Now, on the “gap” between concave objects and the camera and why they’re needed. Imagine you have a shape whose surface looks like this, for example:
__ / \Near Plane____ / \ / \ / Near Clips \___ / \____/ \ __/ Surface \__
It goes without saying that you would like the camera to be positioned at the
Surface level above, or even at the
Near Clips level in order to not have “gaps” between it and the object, but you have to place it even further from the object at
Near Plane level illustrated above since there is the minimum distance where the camera’s near plane doesn’t produce unwanted clipping of the object’s surface.
A good way of setting that distance is to account for the
surface level, the
camera.near value, and the size of a
face or segment from that object, since the latter precisely identifies how far the regular / planar level would rise if a face of that object would be in full view and its normal would be orthogonal or perpendicular on the camera direction (in other words, the face would be coplanar with the camera direction and would be seen as a simple line because of its orientation). For the record, that is the meaning of the
Math.PI / 180 value in my fiddle above, since the sphere radius is 1 and it has 360 by 180 width by height segments (now that I better think about it, it’s actually the square root of the sum of the squared segment sizes or the longest side of a face triangle, since the hypothenuse length has that value in the usual case of a right triangle face, but anyway).
For smooth or convex objects you don’t have this problem and you can position the camera at the
surface + camera.near distance so a bit closer, but apart from man made simple objects, you can hardly find such shapes in reality:
Near Plane Zone --- Surface Clipped --- / \ / \ | | | |
Bottom line, unfortunately there is no perfect solution or “best approach” to this, and whoever says otherwise is either looking to sell his idea or have the easy way out by recommending less effective methods: you either hit performance issues in certain cases if you want to be precise, or you sacrifice precision everywhere to make it light on the system.
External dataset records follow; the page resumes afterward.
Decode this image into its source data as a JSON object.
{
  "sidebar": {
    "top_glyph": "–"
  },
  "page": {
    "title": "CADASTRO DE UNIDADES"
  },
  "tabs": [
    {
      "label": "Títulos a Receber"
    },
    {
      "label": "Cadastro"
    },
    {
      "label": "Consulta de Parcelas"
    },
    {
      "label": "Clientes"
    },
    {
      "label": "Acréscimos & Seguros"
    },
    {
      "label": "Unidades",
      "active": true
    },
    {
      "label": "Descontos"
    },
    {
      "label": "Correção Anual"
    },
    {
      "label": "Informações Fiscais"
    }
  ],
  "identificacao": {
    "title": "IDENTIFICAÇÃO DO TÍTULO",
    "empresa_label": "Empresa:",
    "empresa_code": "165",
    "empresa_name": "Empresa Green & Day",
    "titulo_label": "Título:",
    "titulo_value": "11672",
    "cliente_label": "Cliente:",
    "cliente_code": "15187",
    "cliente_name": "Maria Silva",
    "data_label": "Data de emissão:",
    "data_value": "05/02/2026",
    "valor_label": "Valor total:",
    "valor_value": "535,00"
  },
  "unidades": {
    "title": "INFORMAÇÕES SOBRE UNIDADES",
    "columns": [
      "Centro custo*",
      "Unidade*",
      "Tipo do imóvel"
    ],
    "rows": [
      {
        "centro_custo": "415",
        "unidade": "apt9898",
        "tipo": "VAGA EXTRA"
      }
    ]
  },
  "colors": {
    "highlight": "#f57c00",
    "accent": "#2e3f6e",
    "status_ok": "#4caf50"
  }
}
Edge cases like convex geometries allow proper solutions that are both performant and precise, but most real shapes are not convex and subdividing concave shapes into convex parts has the potential to be both intensive and tricky for large and / or irregular patterns.
And yeah, a ton of FPS games have tackled that … by cheating their way via the simpler and less effective ways above, or by implenting some kind of spatial indices. As already mentioned, such ways have nice names and all, but in effect are just ways to avoid the performance bottlenecks caused by implementing properly accurate collision systems.